Now in its 21st year, the program has provided more than 600 teachers the opportunity to gain firsthand experience participating in science at sea.
Nearly 200 people attended the College’s Oct. 13 conference, titled “Hunger, Homelessness and Poverty: Impact on College Students.” The goals of the conference were to: raise awareness about issues that impact a student’s ability to succeed academically; introduce students to organizations that can serve as resources for them and their families; offer a forum challenging participants to serve as change agents and develop strategies for overcoming obstacles; and provide students with leadership and professional development opportunities.
The conference, which was supported by a College Foundation grant, was sponsored by the College’s Women’s Center, the Center for Hunger-Free Communities at the Drexel University School of Public Health, and the Family Self-Sufficiency Program at ACHIEVEability. Conference participants included faculty members, practitioners, students and service providers.
The day was filled with workshops that delved into issues such as students’ experiences with feeding the homeless, education as a key to breaking the cycle of poverty, the city of Philadelphia’s role in homelessness, identifying and alleviating food insecurity among college students, and self-advocacy for housing and welfare services.
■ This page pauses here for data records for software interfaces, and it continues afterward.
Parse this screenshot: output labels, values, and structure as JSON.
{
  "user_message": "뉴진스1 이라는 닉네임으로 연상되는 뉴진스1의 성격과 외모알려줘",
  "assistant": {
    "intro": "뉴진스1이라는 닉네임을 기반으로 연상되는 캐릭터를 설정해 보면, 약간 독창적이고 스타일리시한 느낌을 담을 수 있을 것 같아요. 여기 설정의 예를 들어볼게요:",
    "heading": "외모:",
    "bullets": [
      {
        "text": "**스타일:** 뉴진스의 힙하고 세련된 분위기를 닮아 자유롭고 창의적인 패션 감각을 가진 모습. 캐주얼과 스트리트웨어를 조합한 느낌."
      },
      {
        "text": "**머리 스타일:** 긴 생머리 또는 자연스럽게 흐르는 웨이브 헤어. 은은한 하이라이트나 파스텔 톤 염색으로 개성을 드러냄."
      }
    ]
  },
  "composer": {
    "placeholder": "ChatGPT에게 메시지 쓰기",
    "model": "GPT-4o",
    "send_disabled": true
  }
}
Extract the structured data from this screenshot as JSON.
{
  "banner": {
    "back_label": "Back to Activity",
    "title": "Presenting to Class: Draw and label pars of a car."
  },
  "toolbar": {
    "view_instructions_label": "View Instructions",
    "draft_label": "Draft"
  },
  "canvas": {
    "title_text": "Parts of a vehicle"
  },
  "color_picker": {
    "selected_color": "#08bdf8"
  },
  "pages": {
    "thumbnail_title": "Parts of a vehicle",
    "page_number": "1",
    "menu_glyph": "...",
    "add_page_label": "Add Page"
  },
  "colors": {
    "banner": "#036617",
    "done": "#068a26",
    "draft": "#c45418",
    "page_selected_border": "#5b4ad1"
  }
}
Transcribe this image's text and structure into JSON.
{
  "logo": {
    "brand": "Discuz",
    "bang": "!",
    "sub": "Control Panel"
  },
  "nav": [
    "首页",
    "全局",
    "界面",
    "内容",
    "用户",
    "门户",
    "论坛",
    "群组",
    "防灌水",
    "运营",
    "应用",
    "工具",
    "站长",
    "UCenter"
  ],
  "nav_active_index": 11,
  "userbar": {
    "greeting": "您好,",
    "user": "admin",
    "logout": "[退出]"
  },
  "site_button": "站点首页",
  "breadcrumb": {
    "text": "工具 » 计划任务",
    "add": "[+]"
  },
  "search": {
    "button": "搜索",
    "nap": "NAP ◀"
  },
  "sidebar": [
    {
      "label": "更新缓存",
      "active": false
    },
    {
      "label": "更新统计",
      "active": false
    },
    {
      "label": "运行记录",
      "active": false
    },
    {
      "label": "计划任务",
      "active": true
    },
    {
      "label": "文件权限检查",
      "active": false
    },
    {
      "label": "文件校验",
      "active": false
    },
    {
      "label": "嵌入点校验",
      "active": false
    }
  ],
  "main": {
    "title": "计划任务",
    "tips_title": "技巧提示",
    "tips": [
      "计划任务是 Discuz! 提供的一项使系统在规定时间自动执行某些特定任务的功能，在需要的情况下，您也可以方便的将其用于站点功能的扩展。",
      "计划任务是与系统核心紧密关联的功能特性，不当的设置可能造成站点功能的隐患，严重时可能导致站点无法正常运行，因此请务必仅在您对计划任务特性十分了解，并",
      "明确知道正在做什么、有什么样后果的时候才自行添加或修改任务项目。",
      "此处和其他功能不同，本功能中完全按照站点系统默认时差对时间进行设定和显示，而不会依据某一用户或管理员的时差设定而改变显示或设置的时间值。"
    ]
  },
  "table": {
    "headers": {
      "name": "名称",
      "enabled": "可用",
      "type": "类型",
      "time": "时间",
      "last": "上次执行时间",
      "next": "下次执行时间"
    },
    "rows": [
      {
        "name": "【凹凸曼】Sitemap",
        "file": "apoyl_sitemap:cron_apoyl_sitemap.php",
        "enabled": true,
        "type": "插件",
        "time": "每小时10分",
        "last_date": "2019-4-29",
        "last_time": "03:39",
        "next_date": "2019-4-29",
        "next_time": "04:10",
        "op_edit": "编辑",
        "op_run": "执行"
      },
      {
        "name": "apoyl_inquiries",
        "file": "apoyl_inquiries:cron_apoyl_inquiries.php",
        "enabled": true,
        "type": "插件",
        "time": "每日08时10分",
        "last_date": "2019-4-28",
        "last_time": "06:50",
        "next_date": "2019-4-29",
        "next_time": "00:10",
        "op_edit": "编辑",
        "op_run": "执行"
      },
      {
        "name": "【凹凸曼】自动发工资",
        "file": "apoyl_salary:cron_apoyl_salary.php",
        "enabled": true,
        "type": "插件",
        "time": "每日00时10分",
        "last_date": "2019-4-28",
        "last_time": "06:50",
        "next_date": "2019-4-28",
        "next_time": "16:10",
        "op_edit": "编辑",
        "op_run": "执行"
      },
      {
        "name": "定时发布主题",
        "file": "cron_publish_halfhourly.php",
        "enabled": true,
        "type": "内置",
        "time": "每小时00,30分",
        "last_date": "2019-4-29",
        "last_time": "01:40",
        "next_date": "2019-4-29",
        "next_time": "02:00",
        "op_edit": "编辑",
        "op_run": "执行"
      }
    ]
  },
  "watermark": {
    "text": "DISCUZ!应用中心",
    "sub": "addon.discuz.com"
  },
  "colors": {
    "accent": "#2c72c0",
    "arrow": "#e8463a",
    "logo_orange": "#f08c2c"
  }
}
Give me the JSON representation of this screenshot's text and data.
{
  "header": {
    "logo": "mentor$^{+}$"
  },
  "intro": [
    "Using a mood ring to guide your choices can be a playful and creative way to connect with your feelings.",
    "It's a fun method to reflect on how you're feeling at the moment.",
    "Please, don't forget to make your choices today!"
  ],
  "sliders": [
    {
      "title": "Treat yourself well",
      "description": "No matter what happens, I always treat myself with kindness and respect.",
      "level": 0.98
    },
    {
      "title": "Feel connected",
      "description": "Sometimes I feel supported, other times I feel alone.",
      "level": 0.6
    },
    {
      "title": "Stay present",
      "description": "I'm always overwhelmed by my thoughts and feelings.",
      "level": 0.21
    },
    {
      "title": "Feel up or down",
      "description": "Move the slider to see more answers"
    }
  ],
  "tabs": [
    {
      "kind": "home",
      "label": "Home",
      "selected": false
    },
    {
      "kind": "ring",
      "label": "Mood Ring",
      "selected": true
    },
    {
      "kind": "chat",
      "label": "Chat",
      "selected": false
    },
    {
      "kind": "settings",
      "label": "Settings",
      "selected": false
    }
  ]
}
Featured speakers included John Rowe, Utility Emergency Services Fund executive director; Trevor Ferrell, Trevor’s Place founder; and the Honorable Jannie L. Blackwell, chair of Philadelphia City Council’s Committee on Education, Housing and Homelessness. Student leader Whitney Lopez, the Phi Theta Kappa Rho Epsilon chapter president, served as emcee. Earl Weeks, Student Government Association president, offered welcoming remarks.